Building a Motor Lab




What is the smallest-strength magnet we can use to build a functioning* motor?

*"Functioning motor" is henceforth and herewith defined to be a coil of wire connected to a 6 volt battery in the presence of a magnetic field (supplied by one of the classroom magnets provided to you) that spins continuously when connected to said 6 volt battery.

Step #1: Research "how to build a motor" on the infobahn.

Step #2: Take a few moments to figure out how to use the magnetic field probe.

Step #3: Your motor MUST include the 6th volt battery provided to you, along with the wire and various magnets available for your use. You cannot bring in magnets, batteries or other wire from outside of class.

Step #4: Take a moment to smell the coffee! Realize you probably should have worked out the physics of the situation first.

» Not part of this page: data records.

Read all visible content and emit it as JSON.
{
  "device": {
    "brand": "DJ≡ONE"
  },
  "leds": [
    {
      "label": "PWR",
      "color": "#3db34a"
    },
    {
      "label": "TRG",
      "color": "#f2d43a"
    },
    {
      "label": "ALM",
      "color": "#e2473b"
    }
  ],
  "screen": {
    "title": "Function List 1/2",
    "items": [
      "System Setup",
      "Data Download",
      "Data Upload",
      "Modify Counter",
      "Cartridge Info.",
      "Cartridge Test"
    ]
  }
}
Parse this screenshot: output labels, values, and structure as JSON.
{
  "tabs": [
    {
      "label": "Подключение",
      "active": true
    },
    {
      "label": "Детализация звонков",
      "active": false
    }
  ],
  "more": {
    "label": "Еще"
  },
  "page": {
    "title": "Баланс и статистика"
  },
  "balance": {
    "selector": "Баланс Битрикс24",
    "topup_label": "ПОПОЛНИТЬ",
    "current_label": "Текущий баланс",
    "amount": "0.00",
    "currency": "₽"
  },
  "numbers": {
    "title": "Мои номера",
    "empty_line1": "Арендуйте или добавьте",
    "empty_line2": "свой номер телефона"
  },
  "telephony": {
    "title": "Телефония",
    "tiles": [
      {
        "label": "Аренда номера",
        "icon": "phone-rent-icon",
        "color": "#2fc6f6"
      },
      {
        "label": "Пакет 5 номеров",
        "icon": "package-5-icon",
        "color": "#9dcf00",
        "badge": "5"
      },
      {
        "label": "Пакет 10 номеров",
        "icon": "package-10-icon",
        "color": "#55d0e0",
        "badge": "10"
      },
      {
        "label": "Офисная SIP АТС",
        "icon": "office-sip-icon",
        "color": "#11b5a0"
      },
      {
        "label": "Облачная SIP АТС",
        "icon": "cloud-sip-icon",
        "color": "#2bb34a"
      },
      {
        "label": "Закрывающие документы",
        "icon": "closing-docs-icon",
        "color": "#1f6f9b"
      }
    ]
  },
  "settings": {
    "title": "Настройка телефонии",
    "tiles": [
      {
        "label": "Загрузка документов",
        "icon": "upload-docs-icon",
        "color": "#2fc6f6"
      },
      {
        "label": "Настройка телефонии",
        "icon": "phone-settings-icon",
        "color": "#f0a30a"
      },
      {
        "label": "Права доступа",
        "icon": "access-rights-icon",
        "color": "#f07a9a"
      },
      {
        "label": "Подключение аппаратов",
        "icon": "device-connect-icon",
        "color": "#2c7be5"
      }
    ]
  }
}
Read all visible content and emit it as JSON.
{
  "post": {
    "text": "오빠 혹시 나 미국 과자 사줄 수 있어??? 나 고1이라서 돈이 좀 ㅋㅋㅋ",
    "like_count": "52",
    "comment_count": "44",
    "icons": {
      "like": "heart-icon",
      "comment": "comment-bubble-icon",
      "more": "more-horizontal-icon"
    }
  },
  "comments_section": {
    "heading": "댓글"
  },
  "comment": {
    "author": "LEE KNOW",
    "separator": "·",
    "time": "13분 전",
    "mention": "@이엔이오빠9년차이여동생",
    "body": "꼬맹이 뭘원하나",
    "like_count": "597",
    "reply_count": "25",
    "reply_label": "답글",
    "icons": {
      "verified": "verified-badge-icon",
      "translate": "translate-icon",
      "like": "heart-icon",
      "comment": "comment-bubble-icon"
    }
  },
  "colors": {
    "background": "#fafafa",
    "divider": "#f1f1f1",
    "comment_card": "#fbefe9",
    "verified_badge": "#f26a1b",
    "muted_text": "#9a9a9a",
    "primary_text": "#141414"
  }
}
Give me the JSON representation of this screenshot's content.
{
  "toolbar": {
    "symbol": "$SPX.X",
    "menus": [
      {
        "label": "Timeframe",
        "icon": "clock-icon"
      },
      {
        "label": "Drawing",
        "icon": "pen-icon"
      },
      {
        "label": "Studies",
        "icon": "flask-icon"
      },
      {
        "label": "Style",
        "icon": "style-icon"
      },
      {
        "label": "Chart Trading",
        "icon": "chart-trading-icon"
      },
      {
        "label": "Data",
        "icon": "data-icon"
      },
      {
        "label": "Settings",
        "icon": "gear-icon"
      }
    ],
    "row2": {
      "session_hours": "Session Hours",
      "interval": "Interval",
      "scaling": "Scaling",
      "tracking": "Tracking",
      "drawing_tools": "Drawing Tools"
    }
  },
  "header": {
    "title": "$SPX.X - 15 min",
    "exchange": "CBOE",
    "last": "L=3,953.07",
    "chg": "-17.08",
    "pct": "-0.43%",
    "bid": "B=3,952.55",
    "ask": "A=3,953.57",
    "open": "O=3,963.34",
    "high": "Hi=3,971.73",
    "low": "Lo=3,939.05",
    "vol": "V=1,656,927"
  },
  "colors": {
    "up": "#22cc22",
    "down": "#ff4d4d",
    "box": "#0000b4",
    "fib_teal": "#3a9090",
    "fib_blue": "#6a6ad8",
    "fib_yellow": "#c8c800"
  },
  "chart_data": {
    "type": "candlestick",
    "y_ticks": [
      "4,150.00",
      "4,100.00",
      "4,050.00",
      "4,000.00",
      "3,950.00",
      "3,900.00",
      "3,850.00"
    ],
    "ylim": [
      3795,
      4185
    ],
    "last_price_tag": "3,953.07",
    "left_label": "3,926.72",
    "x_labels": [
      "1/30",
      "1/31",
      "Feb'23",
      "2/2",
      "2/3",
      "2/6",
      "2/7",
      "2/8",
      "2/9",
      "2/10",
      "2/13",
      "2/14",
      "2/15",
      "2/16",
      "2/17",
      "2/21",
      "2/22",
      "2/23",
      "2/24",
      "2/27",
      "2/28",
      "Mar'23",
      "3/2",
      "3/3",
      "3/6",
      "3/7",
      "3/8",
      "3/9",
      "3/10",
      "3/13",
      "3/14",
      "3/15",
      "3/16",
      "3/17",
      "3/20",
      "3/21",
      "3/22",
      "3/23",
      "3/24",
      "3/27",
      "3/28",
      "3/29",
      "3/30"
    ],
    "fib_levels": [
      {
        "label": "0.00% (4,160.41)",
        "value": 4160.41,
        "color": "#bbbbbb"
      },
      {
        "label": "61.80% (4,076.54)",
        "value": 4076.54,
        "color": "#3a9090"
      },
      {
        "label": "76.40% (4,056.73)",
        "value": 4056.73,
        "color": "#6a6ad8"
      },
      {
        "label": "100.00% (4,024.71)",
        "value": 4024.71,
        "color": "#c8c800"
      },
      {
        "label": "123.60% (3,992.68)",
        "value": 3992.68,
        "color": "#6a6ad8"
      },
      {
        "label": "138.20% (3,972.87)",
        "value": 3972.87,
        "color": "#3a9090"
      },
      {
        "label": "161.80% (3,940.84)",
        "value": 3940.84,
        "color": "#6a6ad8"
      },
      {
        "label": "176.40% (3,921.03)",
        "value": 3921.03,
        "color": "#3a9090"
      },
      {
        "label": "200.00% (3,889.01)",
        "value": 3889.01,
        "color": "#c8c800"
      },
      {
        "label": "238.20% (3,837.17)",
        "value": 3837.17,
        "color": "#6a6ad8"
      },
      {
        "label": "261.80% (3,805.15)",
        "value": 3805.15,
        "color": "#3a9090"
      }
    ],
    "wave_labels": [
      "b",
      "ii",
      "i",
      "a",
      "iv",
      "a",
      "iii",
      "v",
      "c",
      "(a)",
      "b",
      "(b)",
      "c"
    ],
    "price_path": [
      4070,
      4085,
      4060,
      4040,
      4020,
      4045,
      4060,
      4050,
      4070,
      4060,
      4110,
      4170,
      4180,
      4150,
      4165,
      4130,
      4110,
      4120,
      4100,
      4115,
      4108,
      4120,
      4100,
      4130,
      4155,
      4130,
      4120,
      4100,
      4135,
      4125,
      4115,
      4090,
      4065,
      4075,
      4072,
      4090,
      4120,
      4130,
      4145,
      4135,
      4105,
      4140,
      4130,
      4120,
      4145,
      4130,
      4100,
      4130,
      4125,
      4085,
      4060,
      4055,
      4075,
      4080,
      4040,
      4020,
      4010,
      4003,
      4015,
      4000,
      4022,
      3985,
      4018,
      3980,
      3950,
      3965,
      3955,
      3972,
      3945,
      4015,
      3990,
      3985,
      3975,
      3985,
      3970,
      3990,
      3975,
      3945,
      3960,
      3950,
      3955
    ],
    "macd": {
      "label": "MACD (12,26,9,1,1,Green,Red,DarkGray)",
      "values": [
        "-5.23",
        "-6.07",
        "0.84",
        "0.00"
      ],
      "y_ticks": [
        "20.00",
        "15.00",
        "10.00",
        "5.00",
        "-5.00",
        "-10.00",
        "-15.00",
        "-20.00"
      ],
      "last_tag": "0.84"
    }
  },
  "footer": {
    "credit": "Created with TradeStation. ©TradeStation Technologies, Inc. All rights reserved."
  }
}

Do that now.

Step #5: Re-jigger your model.

Step #6: Refine your model further and strive to make it work with smaller and smaller magnets.

Step #7: Write-up your results. DO NOT PHONE this in. Refresh yourself on our classroom lab manual and the Mr W addendum to said document here and "How to Write an Abstract" here.

Specific write-up instructions for this lab:

    • This lab is result specific so we aren't going to worry about % error or error propagation. If your motor spins, it works, if it don't, it don't. There ain't no error to discuss.

    • Ditto to Sample Calcs. There ain't none so don't give me none.

    • There ain't much in the way of data here, so I don't wanna see none.

    • Having said that, and being rather contarian by nature, I'm very curious to see how you will graph this lab (no doubt you are concerned how you can possibly graph your results without data. Keep in mind I said I don't want to see any data, what you record for your own group's way of thinking is, of course, up to you-- and should be guarded jealously). Be creative, innovative and illustrative. If you give me a bar graph (or anything LIKE a bar graph) I'll BARf... and then dock you ALL graph points). No, I don't know how you'll do this and YES, I have faith that you will do quite nicely.
    • Your error analysis should emphasize the steps you took to make your motor work more efficiently. This should be rather extensive and be mostly qualitative in nature.

Finally -- This is a (gentle!) competition. So... the group that manages a fully functioning motor (as defined above) with the smallest magnet wins. In the event that two or more groups TIE (based on magnetic field strength as determined by MY Vernier Probe taken at a distance of 5.00 cm and witnessed by the class). The winner will be determined by the number of revolutions of said motor per minute (we'll need video evidence methinks).

If your group succeeds in building a functioning motor (as described above), you'll earn a bonus point.

If your group wins the competition (as described above), you'll earn 2 bonus points.

If your group ties (initially) but doesn't win, you'll earn 1.5 bonus points.